Ever since I rode Lost Gravity at Walibi Holland for the first time back in 2016 and fell in love with it I've been gagging for more parks to invest in the joy that is the Mack Big Dipper. I feel like these are Mack's answer to the Gerstlauer Eurofighter, but still manage to be different enough to distinguish themselves from this most prevalent of coaster types. So yes, alongside the family GCI coaster El Toro and the presence of a mini-Efteling style fairytale forest, Dynamite was one of my main reasons for wanting to finally get out to Freizeitpark Plohn. 

A great thing I find about these smaller regional European parks is that they really don't shortchange you on the theming-front and Dynamite is no exception. Located in the Wild West portion of the park, we enter the queueline for this coaster through a ramshackle mine shaft style building, beckoned in with sassy vulture animatronics and entertained again whilst waiting our turn by a crazy old miner guy animatronic, aimlessly wielding a stick of (lit) dynamite. It's all quite old-school fun and I love it for that. 

And the coaster itself is tons of fun too. I'm a big fan of the overhanging seats plus lapbar restraints on the Mack Big Dippers, a true sense of freedom and flying through the layout. The inverted first drop and subsequent plummet into a mine-shaft is fantastic fun, and the compact yet thrilling layout that follows is a delight. The ONLY letdown is the out-of-nowhere horrendously janky zero-g roll, that while it frames the queueline entrance quite spectacularly I could really do without. 

Oh god, where to start with Pangea at Movieland Studios in Italy? I remember hearing about this ride a few years ago and wanting to ride it immediately, but I'll admit I'd largely forgotten about its existence until we headed to Movieland Studios this August. Essentially the premise is a traditional dinosaur jeep car ride, but the catch is that you get to drive the jeep. Oh, and the track is all crazy off-road terrain full of deep rivets, rickety dinosaur infested bridges and giant puddles. There's also several great themed scenes making great use of the standard dinosaur animatronics that most parks just set up and are done with - this ride really goes out of it's way to paint some sort of narrative. 

To put it bluntly this ride is completely batshit. I sat in the back where there are no seatbelts and no back gate - I could simply get up and jump off the back if I so chose. The self-drive functionality is extremely convincing, and even though there's somebody somewhere with a computer helping you that doesn't mean you're not in actual real danger of ending up off track, on your side in a ditch somewhere. And that is what makes it so thrilling and fun, the sense of real impending doom at any given moment. 
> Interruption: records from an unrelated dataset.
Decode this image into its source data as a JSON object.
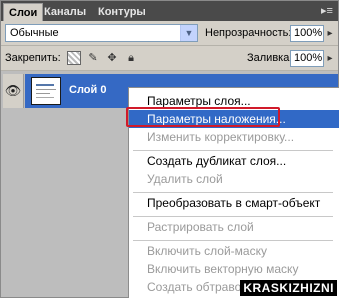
{
  "tabs": [
    {
      "label": "Слои"
    },
    {
      "label": "Каналы"
    },
    {
      "label": "Контуры"
    }
  ],
  "panel_menu_icon": "panel-options-icon",
  "blend_mode": {
    "value": "Обычные"
  },
  "opacity": {
    "label": "Непрозрачность:",
    "value": "100%"
  },
  "lock": {
    "label": "Закрепить:",
    "icons": [
      "lock-transparent-icon",
      "lock-paint-icon",
      "lock-move-icon",
      "lock-all-icon"
    ]
  },
  "fill": {
    "label": "Заливка:",
    "value": "100%"
  },
  "layer": {
    "name": "Слой 0",
    "visibility_icon": "eye-icon"
  },
  "context_menu": {
    "items": [
      {
        "label": "Параметры слоя...",
        "enabled": true
      },
      {
        "label": "Параметры наложения...",
        "enabled": true,
        "highlighted": true
      },
      {
        "label": "Изменить корректировку...",
        "enabled": false
      },
      {
        "label": "Создать дубликат слоя...",
        "enabled": true
      },
      {
        "label": "Удалить слой",
        "enabled": false
      },
      {
        "label": "Преобразовать в смарт-объект",
        "enabled": true
      },
      {
        "label": "Растрировать слой",
        "enabled": false
      },
      {
        "label": "Включить слой-маску",
        "enabled": false
      },
      {
        "label": "Включить векторную маску",
        "enabled": false
      },
      {
        "label": "Создать обтравочную маску",
        "enabled": false
      }
    ]
  },
  "colors": {
    "selection": "#3569c4",
    "highlight_box": "#d11a2a"
  },
  "watermark": "KRASKIZHIZNI"
}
Aha, an actual new for 2020 coaster on my list! I've discussed my thoughts on the new for 2020 coaster Hals-Uber-Kopf at Tripsdrill in my review so I won't go into much detail here, but just know that it's really great fun, fantastic airtime and swooping transitions and it's only going to get better once the theming is complete. Fantastic new addition to the park for 2020.

And of course, the best new for me attraction of my year as mentioned in my previous blog post is of course the fantastic B&M dive coaster, Gardaland's Oblivion - The Black Hole. It's my opinion that there are no bad dive coasters and Oblivion - The Black Hole is no exception to this. First drop is forceful with some truly incredible theming, the subsequent layout, whilst short, adds an extra layer of thrill without detracting from the main event (the vertical drop). Fantastically fun coaster and special to me because it completed my set of European B&M coasters!


So clearly 2020 wasn't a total bust! Honestly, despite the year's obvious down sides I'm glad I managed to enjoy so many great new-for-me attractions and I'm excited to see fabness 2021 brings, especially in terms of unexpected hidden gems!

What about you - what were your favourite new-for-you attractions you ride in 2020? Did you discover any hidden gems you can't stop raving about? Let me know in the comments, I'd love to have a chat!

Talk later xoxo,